“The blame game” is vital when there are those who claim states did nothing wrong. It’s vital to understanding what the solution should be. States need to reprioritize what they do, pare back on unwise commitments made during the boom, and provide only those services that their citizens are willing to pay for.
Pushing, as CBPP does, for more federal aid or for temporary taxA tax is a mandatory payment or charge collected by local, state, and national governments from individuals or businesses to cover the costs of general government services, goods, and activities. increases doesn’t address the structural deficit, caused by ratcheting up spending commitments during the boom.
Shure asserts: “[S]tate tax revenues have fallen more in this recessionA recession is a significant and sustained decline in the economy. Typically, a recession lasts longer than six months, but recovery from a recession can take a few years. than at any time in at least the past 45 years.” That’s true, but it only shows how unsustainably high they got in the boom. The drop is not that dramatic when you see what the run-up was:
Shure again: “States entered the recession with their largest budget reserves in history, totaling $69 billion or 10.5 percent of their general fund budgets at the end of fiscal year 2007.” Also true. But he leaves out academic studies that argue prudent rainy day funds should be somewhere in the teens, so 10.5% is still too low to weather a typical downturn. Also, the budget reserves were not evenly spread, with Texas and Alaska saving much more than most other states ($12 billion out of the $68 billion unexpended). According to reports from the National Association of State Budget Officers, in FY 2007 (the year Shure cites), 17 states put aside less than 10% with 10 of those putting aside less than 5%.
Shure cites general fund spending trends, but that leaves out lots of spending and therefore gives an incomplete picture. I will concede that spending is lower now than the height of the boom, although that should be true by definition.
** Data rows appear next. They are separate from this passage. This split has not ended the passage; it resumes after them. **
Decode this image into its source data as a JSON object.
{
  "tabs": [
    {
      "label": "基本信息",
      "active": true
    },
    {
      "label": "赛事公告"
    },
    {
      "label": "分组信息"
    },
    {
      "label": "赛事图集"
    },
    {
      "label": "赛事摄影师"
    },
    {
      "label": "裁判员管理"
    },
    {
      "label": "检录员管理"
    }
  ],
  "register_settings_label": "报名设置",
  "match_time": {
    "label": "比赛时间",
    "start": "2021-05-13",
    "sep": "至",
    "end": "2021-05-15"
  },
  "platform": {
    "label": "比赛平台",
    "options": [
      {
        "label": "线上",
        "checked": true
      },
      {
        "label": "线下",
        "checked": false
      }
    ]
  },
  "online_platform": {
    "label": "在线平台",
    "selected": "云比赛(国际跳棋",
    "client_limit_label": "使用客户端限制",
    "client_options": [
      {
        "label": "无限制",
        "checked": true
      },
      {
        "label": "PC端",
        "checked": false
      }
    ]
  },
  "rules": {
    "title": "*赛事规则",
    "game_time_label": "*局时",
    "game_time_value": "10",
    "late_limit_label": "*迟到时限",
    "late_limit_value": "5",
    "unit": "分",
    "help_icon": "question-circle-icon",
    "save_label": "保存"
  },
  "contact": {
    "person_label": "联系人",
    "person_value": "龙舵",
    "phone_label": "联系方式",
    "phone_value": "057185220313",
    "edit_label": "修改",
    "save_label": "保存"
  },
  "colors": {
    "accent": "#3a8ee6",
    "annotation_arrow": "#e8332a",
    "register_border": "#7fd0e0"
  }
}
Shure has an alarming graphic, showing the plunge in state and local employees over the last two years. Again, that just shows how unsustainably high the commitments were during the boom. If you show the full business cycle, it doesn’t look like a bloodletting at all:
Shure seems to think that tax cuts caused underfunding of pension plans. I’m not sure if he’s read studies from the Pew Center, ALEC, the Manhattan Institute, the Institute for Truth in Accounting, and others that seem to think the bigger problem is defined-benefit plans, unrealistic growth assumptions, benefits so generous to be impossible to provide, and abuses like double-dipping and last-day promotions. Shure does applaud recent steps by some states to “make money-saving changes” in their pensions, and I hope CBPP will join the effort to transition them to defined-contribution plans.
This is not to say that things aren’t tough right now. They are. But the person on the street knows that writing blank checks to California’s government isn’t going to do anything for economic recovery. When everyone from queens to G-20 prime ministers to most Americans think it’s time to cut unnecessary and unproductive spending, maybe CBPP should get on board.Share